** Work to be completed **
Match the word "kind". Return each line of the data below where it appears.

::: Exercise data

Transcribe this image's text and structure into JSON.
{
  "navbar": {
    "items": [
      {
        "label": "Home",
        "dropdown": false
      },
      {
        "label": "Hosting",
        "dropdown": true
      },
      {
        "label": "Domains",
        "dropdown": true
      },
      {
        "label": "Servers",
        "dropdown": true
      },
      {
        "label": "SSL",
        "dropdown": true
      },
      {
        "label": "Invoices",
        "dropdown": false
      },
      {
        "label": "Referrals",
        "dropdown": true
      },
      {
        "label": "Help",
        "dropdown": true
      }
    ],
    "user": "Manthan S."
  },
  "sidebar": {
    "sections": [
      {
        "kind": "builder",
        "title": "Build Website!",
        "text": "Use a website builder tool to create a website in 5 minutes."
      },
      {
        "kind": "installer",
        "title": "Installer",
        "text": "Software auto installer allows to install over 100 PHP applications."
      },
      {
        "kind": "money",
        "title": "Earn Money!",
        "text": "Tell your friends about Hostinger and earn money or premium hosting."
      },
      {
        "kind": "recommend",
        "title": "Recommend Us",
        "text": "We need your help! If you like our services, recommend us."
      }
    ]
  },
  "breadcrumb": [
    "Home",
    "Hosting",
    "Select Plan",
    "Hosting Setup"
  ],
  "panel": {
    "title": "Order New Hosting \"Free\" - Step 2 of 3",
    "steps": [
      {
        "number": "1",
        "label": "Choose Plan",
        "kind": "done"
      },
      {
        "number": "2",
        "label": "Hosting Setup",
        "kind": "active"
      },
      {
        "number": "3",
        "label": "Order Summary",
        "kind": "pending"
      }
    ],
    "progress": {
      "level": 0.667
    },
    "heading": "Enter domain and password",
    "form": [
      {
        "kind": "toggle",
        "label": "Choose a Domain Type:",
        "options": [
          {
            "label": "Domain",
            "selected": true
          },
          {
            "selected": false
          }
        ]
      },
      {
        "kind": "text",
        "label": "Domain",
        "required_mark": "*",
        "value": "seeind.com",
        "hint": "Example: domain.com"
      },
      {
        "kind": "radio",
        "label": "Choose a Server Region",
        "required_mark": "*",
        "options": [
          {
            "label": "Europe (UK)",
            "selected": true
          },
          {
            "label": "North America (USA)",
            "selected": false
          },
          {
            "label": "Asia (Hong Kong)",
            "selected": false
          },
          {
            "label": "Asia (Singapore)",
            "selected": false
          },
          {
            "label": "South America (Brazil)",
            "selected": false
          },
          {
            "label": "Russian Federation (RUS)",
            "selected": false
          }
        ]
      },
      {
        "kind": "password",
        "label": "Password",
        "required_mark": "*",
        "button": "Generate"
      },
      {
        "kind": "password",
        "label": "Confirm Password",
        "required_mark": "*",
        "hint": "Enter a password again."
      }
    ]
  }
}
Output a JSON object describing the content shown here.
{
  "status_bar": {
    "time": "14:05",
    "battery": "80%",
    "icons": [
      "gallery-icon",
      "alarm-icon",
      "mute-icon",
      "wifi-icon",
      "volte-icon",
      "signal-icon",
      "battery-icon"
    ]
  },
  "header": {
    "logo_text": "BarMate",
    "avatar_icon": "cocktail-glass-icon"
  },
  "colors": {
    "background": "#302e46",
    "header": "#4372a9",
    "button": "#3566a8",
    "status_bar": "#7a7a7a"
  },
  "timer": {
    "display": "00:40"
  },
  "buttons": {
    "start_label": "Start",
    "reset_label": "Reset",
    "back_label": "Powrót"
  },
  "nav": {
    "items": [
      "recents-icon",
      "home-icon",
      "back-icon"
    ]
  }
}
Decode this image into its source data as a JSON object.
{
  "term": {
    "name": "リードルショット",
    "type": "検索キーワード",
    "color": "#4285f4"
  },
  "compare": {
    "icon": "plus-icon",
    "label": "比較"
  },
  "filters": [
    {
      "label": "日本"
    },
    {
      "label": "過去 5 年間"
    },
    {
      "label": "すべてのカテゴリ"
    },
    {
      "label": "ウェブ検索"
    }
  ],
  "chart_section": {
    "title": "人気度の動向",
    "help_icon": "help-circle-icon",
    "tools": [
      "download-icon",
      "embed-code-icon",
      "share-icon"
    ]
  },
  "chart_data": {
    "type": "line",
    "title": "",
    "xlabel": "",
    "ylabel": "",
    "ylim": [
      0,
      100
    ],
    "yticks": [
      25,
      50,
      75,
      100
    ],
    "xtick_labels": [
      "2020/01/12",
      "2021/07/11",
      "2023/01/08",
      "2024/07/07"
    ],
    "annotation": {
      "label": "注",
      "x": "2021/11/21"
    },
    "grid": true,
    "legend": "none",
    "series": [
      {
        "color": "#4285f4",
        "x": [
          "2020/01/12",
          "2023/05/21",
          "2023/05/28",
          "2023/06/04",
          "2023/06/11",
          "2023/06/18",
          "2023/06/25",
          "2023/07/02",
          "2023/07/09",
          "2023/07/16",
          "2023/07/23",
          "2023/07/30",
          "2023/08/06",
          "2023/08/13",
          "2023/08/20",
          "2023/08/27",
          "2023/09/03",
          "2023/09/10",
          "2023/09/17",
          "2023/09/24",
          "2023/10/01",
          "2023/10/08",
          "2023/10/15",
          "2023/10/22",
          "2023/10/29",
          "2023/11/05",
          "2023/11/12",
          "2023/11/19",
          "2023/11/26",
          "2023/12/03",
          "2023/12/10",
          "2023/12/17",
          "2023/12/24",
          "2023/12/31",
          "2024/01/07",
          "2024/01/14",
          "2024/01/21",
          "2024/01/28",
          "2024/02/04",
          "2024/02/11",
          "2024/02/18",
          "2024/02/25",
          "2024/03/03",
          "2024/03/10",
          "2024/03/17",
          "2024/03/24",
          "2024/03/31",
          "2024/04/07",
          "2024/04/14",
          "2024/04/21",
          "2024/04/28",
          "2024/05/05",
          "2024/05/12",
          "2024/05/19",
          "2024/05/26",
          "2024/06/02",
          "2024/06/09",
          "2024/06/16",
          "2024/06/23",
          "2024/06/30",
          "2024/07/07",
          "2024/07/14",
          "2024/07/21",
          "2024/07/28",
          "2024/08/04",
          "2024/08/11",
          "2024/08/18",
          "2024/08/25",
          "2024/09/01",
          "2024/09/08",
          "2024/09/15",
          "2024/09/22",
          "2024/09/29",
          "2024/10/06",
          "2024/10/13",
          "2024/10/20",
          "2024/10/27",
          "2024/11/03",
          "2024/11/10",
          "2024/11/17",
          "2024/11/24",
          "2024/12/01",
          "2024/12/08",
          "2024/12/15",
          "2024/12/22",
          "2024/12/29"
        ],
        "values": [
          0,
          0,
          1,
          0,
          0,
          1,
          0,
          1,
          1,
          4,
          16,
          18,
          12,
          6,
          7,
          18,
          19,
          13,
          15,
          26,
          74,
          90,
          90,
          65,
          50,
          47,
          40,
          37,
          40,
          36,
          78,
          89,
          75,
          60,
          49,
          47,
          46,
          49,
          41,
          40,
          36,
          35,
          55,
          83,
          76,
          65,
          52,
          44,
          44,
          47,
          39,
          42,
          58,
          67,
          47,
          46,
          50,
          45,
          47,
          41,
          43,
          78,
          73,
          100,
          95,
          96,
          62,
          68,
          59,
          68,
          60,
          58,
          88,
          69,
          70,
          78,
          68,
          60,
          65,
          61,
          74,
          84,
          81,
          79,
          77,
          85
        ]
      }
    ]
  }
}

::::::

** Solution for this problem **
        "kind": "builder",
        "kind": "installer",
        "kind": "money",
        "kind": "recommend",
        "kind": "done"
        "kind": "active"
        "kind": "pending"
        "kind": "toggle",
        "kind": "text",
        "kind": "radio",
        "kind": "password",
        "kind": "password",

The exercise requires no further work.